(Task objective):
The answer must consist of every line in the data below that holds the word "search".
---------- Provided data
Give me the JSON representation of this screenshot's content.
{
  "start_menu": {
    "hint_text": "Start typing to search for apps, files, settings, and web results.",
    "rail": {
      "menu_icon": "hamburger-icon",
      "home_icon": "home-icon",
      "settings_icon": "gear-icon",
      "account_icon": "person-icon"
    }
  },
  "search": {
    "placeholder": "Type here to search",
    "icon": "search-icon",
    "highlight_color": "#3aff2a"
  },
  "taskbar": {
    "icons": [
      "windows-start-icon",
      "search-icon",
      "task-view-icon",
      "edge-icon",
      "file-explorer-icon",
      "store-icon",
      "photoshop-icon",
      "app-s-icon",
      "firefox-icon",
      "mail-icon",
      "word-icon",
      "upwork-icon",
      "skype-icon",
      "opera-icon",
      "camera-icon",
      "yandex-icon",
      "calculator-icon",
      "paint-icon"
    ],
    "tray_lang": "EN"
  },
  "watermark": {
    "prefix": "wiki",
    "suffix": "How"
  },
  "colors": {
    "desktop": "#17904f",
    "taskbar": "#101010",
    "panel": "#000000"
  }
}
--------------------
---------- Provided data
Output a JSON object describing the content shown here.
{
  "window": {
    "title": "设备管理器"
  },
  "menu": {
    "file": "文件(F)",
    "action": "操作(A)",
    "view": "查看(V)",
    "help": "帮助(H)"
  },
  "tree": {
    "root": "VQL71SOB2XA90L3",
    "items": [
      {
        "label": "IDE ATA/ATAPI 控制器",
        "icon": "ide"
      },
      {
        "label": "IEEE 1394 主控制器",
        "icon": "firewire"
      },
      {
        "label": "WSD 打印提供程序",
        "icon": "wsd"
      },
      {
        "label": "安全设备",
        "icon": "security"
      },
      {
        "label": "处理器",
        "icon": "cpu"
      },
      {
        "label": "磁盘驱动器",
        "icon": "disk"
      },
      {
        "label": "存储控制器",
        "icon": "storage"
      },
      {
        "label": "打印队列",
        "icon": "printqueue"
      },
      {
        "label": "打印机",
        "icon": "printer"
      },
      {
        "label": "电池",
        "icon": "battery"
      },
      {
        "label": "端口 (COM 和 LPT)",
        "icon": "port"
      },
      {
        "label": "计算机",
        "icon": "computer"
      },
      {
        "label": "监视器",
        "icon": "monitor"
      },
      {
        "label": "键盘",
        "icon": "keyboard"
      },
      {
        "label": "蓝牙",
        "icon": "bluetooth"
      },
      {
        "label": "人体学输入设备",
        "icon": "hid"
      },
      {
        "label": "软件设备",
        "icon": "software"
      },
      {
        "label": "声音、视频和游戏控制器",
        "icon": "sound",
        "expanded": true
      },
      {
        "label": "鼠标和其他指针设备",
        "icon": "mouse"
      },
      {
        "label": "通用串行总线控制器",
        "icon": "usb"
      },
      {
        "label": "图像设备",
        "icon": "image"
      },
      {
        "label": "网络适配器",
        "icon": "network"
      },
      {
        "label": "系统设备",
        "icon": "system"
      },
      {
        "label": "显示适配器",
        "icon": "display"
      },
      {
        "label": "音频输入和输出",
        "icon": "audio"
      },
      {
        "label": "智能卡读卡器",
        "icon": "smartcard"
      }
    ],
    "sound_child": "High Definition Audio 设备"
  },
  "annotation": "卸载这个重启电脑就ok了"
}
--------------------
(Result of this task):
    "hint_text": "Start typing to search for apps, files, settings, and web results.",
  "search": {
    "placeholder": "Type here to search",
    "icon": "search-icon",
      "search-icon",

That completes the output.